» ASSIGNED TASK
Produce a character-for-character copy of the data below.

------------

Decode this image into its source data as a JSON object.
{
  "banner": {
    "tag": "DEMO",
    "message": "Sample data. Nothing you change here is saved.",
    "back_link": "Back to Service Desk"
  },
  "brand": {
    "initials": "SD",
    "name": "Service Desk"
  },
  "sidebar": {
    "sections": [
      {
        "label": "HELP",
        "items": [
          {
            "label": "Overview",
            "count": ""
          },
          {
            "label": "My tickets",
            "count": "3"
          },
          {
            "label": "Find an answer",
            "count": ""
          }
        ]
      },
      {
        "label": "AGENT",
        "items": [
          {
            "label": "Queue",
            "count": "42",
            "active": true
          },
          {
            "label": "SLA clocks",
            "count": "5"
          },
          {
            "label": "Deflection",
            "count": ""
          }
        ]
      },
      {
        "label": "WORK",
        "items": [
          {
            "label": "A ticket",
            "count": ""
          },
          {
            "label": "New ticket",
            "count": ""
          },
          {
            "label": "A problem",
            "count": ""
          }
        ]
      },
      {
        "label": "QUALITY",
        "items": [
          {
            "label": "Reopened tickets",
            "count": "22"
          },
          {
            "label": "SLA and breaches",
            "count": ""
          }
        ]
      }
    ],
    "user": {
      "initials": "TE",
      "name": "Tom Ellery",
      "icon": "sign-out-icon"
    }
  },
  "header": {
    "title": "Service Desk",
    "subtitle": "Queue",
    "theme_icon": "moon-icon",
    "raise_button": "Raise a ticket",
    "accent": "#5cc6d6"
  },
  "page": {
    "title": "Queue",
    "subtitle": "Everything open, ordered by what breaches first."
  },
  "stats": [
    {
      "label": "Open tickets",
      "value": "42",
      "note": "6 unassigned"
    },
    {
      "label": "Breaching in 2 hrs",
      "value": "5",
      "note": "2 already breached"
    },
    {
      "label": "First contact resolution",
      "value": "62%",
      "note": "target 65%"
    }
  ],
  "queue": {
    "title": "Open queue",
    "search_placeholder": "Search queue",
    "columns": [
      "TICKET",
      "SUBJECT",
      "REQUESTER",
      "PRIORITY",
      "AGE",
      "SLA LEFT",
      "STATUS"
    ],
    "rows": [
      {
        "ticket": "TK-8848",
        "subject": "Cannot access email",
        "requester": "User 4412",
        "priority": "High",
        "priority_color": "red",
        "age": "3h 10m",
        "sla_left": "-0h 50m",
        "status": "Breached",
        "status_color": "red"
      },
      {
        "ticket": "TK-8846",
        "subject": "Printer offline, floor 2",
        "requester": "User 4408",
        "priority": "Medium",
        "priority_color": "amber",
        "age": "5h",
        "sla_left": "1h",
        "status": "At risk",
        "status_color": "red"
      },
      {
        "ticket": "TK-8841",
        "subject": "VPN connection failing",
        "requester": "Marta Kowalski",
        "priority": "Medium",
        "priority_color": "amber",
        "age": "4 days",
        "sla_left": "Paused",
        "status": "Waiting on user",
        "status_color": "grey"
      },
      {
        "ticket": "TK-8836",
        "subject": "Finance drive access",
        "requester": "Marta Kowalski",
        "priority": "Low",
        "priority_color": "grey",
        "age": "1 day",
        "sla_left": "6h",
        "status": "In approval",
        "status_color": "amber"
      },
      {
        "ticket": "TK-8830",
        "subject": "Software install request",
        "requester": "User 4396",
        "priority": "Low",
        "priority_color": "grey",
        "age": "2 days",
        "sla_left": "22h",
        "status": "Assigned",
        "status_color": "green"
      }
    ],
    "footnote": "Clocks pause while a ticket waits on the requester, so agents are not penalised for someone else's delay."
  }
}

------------

» TASK SOLUTION
Decode this image into its source data as a JSON object.
{
  "banner": {
    "tag": "DEMO",
    "message": "Sample data. Nothing you change here is saved.",
    "back_link": "Back to Service Desk"
  },
  "brand": {
    "initials": "SD",
    "name": "Service Desk"
  },
  "sidebar": {
    "sections": [
      {
        "label": "HELP",
        "items": [
          {
            "label": "Overview",
            "count": ""
          },
          {
            "label": "My tickets",
            "count": "3"
          },
          {
            "label": "Find an answer",
            "count": ""
          }
        ]
      },
      {
        "label": "AGENT",
        "items": [
          {
            "label": "Queue",
            "count": "42",
            "active": true
          },
          {
            "label": "SLA clocks",
            "count": "5"
          },
          {
            "label": "Deflection",
            "count": ""
          }
        ]
      },
      {
        "label": "WORK",
        "items": [
          {
            "label": "A ticket",
            "count": ""
          },
          {
            "label": "New ticket",
            "count": ""
          },
          {
            "label": "A problem",
            "count": ""
          }
        ]
      },
      {
        "label": "QUALITY",
        "items": [
          {
            "label": "Reopened tickets",
            "count": "22"
          },
          {
            "label": "SLA and breaches",
            "count": ""
          }
        ]
      }
    ],
    "user": {
      "initials": "TE",
      "name": "Tom Ellery",
      "icon": "sign-out-icon"
    }
  },
  "header": {
    "title": "Service Desk",
    "subtitle": "Queue",
    "theme_icon": "moon-icon",
    "raise_button": "Raise a ticket",
    "accent": "#5cc6d6"
  },
  "page": {
    "title": "Queue",
    "subtitle": "Everything open, ordered by what breaches first."
  },
  "stats": [
    {
      "label": "Open tickets",
      "value": "42",
      "note": "6 unassigned"
    },
    {
      "label": "Breaching in 2 hrs",
      "value": "5",
      "note": "2 already breached"
    },
    {
      "label": "First contact resolution",
      "value": "62%",
      "note": "target 65%"
    }
  ],
  "queue": {
    "title": "Open queue",
    "search_placeholder": "Search queue",
    "columns": [
      "TICKET",
      "SUBJECT",
      "REQUESTER",
      "PRIORITY",
      "AGE",
      "SLA LEFT",
      "STATUS"
    ],
    "rows": [
      {
        "ticket": "TK-8848",
        "subject": "Cannot access email",
        "requester": "User 4412",
        "priority": "High",
        "priority_color": "red",
        "age": "3h 10m",
        "sla_left": "-0h 50m",
        "status": "Breached",
        "status_color": "red"
      },
      {
        "ticket": "TK-8846",
        "subject": "Printer offline, floor 2",
        "requester": "User 4408",
        "priority": "Medium",
        "priority_color": "amber",
        "age": "5h",
        "sla_left": "1h",
        "status": "At risk",
        "status_color": "red"
      },
      {
        "ticket": "TK-8841",
        "subject": "VPN connection failing",
        "requester": "Marta Kowalski",
        "priority": "Medium",
        "priority_color": "amber",
        "age": "4 days",
        "sla_left": "Paused",
        "status": "Waiting on user",
        "status_color": "grey"
      },
      {
        "ticket": "TK-8836",
        "subject": "Finance drive access",
        "requester": "Marta Kowalski",
        "priority": "Low",
        "priority_color": "grey",
        "age": "1 day",
        "sla_left": "6h",
        "status": "In approval",
        "status_color": "amber"
      },
      {
        "ticket": "TK-8830",
        "subject": "Software install request",
        "requester": "User 4396",
        "priority": "Low",
        "priority_color": "grey",
        "age": "2 days",
        "sla_left": "22h",
        "status": "Assigned",
        "status_color": "green"
      }
    ],
    "footnote": "Clocks pause while a ticket waits on the requester, so agents are not penalised for someone else's delay."
  }
}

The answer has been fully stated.